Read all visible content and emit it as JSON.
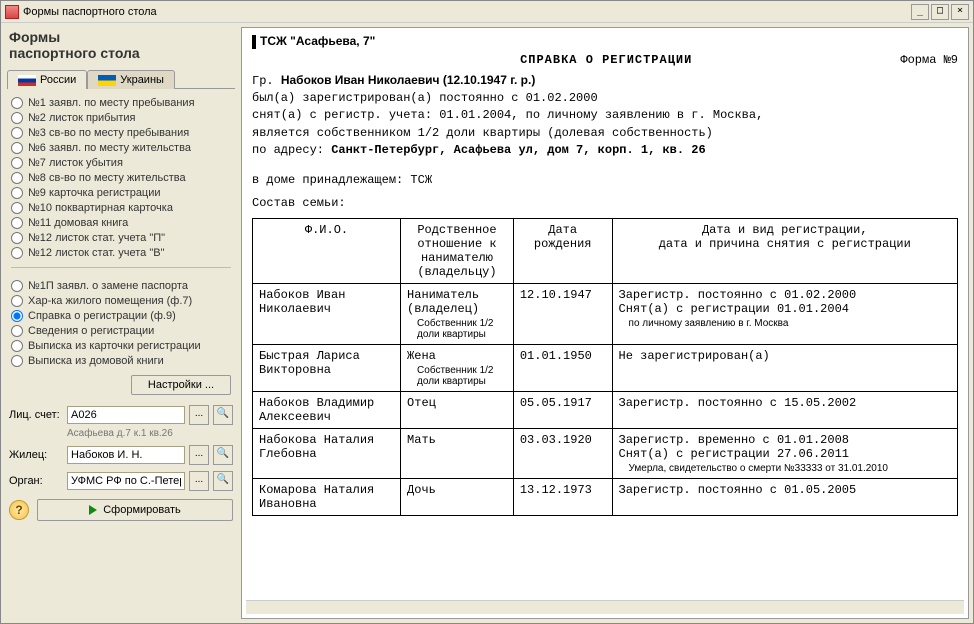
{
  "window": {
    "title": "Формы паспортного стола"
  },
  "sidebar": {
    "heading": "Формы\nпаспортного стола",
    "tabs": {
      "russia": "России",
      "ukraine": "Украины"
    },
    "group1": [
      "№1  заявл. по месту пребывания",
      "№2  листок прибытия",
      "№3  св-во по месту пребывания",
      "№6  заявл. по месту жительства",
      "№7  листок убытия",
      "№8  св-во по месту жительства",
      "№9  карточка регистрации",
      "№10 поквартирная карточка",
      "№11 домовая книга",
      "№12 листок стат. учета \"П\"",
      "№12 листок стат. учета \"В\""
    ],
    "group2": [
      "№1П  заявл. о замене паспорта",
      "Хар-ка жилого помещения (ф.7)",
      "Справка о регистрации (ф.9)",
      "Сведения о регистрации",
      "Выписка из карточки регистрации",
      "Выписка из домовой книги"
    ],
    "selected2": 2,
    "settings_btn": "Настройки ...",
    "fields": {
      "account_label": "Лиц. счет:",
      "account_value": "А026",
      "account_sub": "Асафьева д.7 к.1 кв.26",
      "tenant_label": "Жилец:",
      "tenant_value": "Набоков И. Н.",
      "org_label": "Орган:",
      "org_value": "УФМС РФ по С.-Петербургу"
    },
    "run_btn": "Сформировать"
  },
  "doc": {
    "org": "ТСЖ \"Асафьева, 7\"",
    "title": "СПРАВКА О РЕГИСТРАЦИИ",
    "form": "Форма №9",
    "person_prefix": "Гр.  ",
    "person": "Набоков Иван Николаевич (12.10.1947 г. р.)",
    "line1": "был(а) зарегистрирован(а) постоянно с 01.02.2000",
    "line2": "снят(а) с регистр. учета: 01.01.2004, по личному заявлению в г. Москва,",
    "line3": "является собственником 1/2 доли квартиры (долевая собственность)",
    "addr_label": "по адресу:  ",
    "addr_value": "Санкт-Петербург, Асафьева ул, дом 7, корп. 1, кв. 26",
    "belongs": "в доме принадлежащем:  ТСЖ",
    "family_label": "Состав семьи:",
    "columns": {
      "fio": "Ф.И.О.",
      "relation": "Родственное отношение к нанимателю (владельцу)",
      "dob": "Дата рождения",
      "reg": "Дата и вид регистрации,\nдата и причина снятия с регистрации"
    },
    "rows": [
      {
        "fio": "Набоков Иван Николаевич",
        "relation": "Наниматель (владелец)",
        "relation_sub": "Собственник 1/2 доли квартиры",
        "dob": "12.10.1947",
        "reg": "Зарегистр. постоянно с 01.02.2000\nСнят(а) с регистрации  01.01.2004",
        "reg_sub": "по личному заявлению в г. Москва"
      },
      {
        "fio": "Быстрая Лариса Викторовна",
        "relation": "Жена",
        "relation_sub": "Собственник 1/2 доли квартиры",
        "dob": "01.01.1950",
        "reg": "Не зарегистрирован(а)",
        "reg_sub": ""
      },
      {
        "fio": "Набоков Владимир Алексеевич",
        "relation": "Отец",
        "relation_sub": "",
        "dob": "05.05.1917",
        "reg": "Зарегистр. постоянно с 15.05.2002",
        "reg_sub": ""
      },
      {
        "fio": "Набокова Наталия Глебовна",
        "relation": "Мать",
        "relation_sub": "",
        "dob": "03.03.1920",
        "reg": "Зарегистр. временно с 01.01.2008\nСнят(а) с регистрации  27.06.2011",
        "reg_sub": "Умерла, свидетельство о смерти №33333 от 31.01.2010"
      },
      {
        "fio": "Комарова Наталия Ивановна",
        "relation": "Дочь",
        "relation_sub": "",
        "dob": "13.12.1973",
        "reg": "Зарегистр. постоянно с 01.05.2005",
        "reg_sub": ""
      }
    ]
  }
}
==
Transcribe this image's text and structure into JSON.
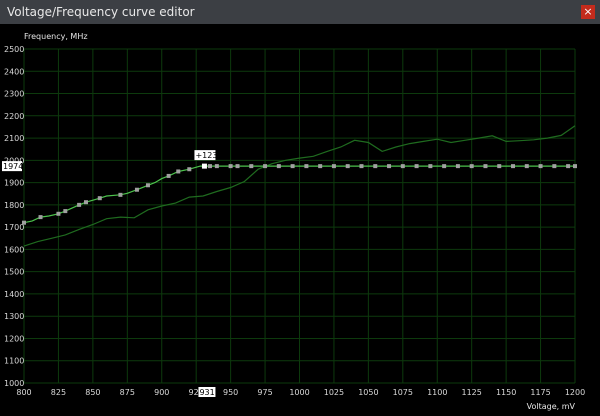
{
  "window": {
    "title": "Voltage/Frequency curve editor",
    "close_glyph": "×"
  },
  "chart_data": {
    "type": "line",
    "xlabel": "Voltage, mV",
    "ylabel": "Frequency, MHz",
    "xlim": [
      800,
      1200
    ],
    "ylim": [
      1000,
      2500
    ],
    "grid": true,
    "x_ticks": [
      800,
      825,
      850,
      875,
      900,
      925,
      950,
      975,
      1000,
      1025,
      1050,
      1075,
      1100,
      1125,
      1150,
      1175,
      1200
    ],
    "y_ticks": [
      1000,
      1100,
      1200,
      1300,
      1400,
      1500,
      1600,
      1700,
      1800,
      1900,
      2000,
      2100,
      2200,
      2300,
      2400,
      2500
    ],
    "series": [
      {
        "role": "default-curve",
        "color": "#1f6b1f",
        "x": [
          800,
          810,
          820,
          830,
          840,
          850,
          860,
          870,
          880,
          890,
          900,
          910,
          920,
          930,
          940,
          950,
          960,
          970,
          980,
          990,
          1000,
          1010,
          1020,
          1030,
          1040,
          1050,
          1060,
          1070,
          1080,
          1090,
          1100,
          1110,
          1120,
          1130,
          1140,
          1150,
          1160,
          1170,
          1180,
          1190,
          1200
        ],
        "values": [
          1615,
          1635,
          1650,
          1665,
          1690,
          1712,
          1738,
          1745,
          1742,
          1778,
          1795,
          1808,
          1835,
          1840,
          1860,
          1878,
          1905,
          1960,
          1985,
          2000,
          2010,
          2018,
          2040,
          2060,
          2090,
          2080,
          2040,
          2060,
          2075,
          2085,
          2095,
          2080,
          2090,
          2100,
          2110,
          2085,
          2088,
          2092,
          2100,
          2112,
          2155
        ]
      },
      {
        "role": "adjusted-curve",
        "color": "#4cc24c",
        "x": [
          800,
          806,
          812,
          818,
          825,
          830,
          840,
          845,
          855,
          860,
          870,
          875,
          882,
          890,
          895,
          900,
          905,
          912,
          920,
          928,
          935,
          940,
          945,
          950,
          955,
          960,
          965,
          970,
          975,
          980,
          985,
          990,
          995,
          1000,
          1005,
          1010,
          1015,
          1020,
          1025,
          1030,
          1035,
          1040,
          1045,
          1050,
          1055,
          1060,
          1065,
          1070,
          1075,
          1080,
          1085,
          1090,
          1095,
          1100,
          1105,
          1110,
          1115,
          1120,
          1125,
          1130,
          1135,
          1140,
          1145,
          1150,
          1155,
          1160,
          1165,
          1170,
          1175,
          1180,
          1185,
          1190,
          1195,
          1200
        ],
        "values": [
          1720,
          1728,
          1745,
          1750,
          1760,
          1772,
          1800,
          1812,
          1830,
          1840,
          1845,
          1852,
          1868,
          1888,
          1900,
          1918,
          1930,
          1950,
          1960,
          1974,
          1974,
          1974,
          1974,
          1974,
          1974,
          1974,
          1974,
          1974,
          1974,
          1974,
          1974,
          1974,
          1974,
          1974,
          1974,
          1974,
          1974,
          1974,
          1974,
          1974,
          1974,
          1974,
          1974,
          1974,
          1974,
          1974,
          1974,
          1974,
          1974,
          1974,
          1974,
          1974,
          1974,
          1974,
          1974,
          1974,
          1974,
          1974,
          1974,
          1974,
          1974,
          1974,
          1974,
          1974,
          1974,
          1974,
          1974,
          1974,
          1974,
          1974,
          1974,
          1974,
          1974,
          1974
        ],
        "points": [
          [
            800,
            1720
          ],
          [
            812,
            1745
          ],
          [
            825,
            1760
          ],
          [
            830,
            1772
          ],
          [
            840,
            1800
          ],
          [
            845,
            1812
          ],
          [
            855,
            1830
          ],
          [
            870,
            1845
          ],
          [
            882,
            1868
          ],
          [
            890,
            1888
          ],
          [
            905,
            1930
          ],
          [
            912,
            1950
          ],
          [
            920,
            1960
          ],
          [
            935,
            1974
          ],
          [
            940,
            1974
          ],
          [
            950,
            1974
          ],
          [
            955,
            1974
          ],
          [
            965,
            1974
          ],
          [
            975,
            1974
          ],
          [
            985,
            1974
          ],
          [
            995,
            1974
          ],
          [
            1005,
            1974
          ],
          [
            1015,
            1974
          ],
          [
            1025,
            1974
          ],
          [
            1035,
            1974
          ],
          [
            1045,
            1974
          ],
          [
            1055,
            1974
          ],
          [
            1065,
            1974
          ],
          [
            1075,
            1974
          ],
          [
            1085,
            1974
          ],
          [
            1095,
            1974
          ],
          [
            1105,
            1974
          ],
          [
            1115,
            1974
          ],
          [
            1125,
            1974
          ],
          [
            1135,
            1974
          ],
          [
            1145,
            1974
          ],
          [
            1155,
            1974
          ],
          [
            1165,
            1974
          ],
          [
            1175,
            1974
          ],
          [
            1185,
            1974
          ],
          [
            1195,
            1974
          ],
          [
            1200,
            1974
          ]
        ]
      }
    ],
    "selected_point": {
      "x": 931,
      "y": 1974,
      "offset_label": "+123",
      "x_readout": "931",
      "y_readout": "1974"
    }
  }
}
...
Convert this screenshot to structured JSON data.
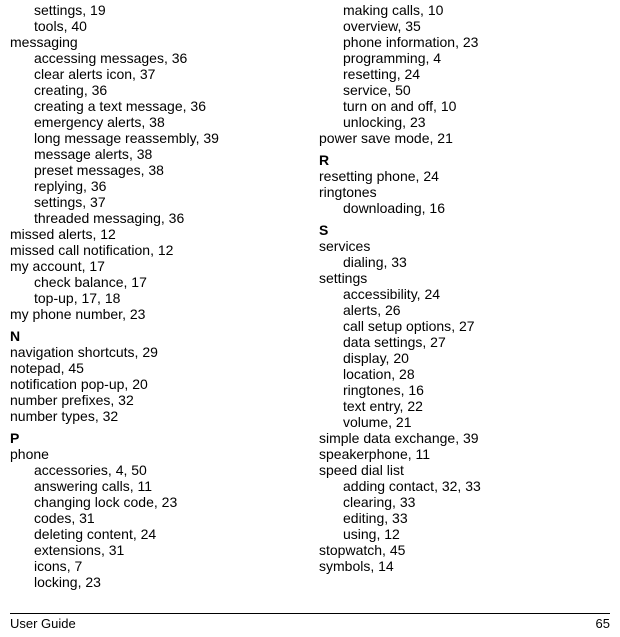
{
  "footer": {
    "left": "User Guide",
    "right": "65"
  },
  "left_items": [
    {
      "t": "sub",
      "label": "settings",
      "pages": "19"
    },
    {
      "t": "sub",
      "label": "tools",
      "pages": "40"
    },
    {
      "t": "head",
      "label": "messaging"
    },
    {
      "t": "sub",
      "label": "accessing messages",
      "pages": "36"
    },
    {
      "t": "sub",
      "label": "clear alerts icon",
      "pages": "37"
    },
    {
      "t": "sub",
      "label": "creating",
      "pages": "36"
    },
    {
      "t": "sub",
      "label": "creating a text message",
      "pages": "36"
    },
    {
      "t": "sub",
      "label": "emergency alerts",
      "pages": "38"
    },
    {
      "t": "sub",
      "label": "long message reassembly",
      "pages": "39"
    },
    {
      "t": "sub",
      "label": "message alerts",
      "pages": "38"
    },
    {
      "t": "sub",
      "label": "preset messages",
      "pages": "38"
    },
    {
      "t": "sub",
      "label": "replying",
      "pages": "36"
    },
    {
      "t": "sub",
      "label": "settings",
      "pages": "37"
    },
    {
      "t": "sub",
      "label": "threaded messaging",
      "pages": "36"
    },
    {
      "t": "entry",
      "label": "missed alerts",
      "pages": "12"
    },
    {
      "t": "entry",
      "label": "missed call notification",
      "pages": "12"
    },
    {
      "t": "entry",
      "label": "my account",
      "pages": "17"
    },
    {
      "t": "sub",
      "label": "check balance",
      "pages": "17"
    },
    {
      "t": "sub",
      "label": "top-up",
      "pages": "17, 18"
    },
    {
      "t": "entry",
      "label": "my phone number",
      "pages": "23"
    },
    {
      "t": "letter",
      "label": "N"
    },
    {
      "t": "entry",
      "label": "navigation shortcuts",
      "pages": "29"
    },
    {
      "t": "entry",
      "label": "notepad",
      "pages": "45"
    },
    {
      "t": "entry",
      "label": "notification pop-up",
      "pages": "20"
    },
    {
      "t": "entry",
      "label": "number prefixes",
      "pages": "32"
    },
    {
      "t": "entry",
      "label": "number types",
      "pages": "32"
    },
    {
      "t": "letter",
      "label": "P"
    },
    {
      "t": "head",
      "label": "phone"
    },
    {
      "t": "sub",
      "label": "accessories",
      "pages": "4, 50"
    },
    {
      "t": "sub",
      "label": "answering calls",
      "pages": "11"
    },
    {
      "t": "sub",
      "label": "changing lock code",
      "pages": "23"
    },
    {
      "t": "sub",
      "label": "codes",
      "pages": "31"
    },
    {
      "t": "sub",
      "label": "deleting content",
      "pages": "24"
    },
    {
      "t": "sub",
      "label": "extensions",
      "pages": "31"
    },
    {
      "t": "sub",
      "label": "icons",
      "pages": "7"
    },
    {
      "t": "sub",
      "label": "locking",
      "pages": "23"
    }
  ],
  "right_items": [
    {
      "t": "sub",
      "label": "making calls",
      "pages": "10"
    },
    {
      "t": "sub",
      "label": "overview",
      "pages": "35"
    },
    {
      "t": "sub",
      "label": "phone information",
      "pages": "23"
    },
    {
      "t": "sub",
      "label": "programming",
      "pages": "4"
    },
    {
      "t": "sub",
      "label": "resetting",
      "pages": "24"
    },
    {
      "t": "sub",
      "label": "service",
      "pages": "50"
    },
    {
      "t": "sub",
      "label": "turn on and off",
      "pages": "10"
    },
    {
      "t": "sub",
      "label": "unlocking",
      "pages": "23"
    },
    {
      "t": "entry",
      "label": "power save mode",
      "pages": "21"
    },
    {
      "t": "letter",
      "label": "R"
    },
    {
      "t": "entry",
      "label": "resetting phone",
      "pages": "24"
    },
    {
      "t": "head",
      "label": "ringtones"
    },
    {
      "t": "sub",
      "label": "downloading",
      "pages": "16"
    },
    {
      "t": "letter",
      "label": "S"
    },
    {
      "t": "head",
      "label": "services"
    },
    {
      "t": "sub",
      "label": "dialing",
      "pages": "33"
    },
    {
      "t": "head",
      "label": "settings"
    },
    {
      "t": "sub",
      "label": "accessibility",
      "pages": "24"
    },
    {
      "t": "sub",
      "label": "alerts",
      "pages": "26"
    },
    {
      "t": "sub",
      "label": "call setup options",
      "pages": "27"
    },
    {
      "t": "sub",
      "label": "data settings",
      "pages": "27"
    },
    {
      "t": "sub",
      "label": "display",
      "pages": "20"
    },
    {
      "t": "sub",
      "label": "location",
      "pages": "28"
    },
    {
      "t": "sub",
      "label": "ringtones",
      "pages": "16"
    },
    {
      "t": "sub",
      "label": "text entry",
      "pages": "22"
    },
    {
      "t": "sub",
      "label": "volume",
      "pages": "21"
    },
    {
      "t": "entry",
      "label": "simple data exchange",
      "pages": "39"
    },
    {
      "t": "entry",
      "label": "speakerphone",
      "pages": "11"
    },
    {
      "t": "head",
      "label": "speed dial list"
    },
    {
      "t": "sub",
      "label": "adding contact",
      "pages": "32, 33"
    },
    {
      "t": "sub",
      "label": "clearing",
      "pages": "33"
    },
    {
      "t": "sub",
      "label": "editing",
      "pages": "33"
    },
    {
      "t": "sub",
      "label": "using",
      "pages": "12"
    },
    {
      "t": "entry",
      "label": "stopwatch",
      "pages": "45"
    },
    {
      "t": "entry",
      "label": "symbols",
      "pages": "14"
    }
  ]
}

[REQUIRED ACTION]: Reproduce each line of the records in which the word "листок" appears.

[ANSWER FOR THIS EXERCISE]:
      "№2  листок прибытия",
      "№7  листок убытия",
      "№12 листок стат. учета \"П\"",
      "№12 листок стат. учета \"В\""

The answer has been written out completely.